Most people are aware of chambers of commerce but aren’t quite sure what they do. Some believe chambers are part of the local government or think of them as “that organization that puts on the town festival.” Yes, chambers are often the organization putting on the festival and yes they frequently work with local governments; but in the U.S., they are not part of any government. They are independent member organizations and their members are businesses.
Business organizations promoting trade and commerce have existed for more than 4,000 years. In America, chambers got their start much like the United States did: opposing taxes. The Molasses Act of 1733 brought the Boston businesses together. In New York City, the 1765 Stamp Act was the catalyst for first official American chamber of commerce created in 1768. These new chambers in the colonies were different from the ones in Europe, which were part of government. In his book, “The Magicians of Main Street”, chamber of commerce historian Chris Mead describes these new American organizations as “relatively independent of government authority as they represented the commercial interests in an occasionally hostile and never easy mercantile environment.”
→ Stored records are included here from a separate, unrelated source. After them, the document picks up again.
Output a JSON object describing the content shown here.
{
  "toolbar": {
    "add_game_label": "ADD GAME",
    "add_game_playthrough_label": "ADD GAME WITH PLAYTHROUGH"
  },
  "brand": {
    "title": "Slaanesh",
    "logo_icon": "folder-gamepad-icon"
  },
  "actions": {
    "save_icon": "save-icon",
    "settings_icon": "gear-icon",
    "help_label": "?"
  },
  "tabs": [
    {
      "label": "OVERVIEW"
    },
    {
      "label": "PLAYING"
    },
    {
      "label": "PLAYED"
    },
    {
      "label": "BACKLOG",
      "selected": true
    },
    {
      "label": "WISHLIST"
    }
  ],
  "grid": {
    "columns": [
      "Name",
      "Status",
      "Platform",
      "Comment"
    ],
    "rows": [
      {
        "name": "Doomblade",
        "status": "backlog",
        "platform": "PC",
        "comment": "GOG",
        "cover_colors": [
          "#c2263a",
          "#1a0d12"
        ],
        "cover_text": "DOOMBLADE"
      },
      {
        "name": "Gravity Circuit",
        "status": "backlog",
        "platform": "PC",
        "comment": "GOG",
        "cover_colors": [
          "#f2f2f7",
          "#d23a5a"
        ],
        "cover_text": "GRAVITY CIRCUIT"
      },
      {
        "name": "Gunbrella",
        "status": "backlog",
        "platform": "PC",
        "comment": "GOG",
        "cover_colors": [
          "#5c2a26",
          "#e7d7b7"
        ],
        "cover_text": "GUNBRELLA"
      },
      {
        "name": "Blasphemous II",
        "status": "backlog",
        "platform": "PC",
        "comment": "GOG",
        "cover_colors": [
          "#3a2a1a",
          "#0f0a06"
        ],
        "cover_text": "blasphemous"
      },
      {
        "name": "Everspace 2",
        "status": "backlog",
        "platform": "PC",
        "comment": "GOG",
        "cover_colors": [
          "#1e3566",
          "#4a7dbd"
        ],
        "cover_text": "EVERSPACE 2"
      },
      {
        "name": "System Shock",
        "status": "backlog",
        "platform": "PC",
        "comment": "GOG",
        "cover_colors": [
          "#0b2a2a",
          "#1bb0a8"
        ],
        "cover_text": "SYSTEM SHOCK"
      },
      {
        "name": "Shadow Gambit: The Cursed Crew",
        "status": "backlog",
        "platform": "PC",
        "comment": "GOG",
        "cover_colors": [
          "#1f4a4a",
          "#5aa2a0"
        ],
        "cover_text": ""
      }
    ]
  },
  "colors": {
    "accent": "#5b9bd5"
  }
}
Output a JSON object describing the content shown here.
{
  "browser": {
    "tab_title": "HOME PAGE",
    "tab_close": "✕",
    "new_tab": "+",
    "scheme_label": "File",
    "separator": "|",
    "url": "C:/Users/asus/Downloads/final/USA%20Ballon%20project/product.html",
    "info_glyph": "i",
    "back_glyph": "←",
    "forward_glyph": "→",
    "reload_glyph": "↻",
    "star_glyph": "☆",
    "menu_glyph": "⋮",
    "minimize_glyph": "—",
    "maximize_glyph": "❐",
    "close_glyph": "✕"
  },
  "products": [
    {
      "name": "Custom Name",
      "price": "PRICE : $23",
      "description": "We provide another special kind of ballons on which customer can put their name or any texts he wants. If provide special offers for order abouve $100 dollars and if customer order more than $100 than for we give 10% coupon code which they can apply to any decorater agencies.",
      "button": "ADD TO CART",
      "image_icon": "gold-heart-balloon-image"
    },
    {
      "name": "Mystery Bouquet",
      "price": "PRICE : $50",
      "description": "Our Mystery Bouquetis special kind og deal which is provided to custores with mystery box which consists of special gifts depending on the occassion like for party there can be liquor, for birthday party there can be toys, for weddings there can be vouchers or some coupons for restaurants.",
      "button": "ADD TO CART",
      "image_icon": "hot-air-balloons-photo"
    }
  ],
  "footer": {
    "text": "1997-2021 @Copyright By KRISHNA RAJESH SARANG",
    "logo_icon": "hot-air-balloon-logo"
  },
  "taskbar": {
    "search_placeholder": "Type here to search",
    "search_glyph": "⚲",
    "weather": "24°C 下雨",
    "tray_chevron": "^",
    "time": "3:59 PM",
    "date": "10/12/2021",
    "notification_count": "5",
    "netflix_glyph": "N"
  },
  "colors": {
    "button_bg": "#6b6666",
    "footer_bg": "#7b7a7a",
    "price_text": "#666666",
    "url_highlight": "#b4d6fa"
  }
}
As our country grew across the continent, so did the number of chambers of commerce. Business leaders rallied around initiatives to better their communities. The Erie Canal, which brought great prosperity to the Northeast, would likely not have been built if the New York Chamber and its business leaders had not lobbied so heavily for the project. In addition to lobbying for valuable infrastructure projects for their communities, chambers took on boosterism creating reasons for people to visit and spend money in their communities. Some famous local chamber of commerce boosterism projects include launching the Atlantic City Chamber’s Miss America Pageant and the Hollywood Chamber’s Stars of Hollywood Walk of Fame. The most interesting chamber initiative was the Chicago Association of Commerce’s Secret Six committee. Formed in the 1930s to address mob activity, the committee raised money to buy information used to help take down Al Capone and other gangsters.
Until the 1970s, chambers of commerce almost solely supported their local businesses through advocacy and boosterism. In the latter half of the 20th century, chambers began offering ongoing programs to help members find more business or to improve operations. During that period that local governments looked to their local chamber’s expertise and connections and established contracts for specific business-related duties involving tourism or economic development marketing.
The needs of businesses have changed over the past 40 years and many of today’s jobs require brains versus brawn. Businesses demand a highly-skilled workforce and a community that offers a quality of life that attracts the best workers. Since businesses are more focused on workforce and quality of life, chambers are too. Initiatives to improve schools, build higher education facilities or attract more amenities to their community are priorities on many chambers’ programs of work.
The businesses that are engaged with the Fayette Chamber of Commerce expect the Chamber to provide opportunities to grow business as well as have a hand in building a desirable community. That is why the Chamber was the catalyst for Fayette Visioning. This bold plan focuses on taking Fayette County to the next level with a cadre of initiatives focused on prosperity, education, place and community. As Fayette Vision begins the real work of implementing the plan, the Chamber stands ready to do its part to make Fayette County the best it can be.